(TASK STATEMENT) To complete the exercise, write out all the data exactly.
Start of MATERIAL PROVIDED
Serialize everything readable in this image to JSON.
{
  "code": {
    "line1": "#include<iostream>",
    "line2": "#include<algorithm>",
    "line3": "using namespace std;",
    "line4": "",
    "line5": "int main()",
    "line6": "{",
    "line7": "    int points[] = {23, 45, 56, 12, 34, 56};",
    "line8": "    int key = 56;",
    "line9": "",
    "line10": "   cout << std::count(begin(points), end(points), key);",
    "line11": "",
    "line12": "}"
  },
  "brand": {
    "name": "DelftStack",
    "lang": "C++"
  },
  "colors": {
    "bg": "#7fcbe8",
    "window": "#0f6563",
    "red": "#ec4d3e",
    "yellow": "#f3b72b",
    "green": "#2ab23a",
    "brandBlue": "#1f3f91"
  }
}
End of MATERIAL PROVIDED
(ANSWER SPACE)
Serialize everything readable in this image to JSON.
{
  "code": {
    "line1": "#include<iostream>",
    "line2": "#include<algorithm>",
    "line3": "using namespace std;",
    "line4": "",
    "line5": "int main()",
    "line6": "{",
    "line7": "    int points[] = {23, 45, 56, 12, 34, 56};",
    "line8": "    int key = 56;",
    "line9": "",
    "line10": "   cout << std::count(begin(points), end(points), key);",
    "line11": "",
    "line12": "}"
  },
  "brand": {
    "name": "DelftStack",
    "lang": "C++"
  },
  "colors": {
    "bg": "#7fcbe8",
    "window": "#0f6563",
    "red": "#ec4d3e",
    "yellow": "#f3b72b",
    "green": "#2ab23a",
    "brandBlue": "#1f3f91"
  }
}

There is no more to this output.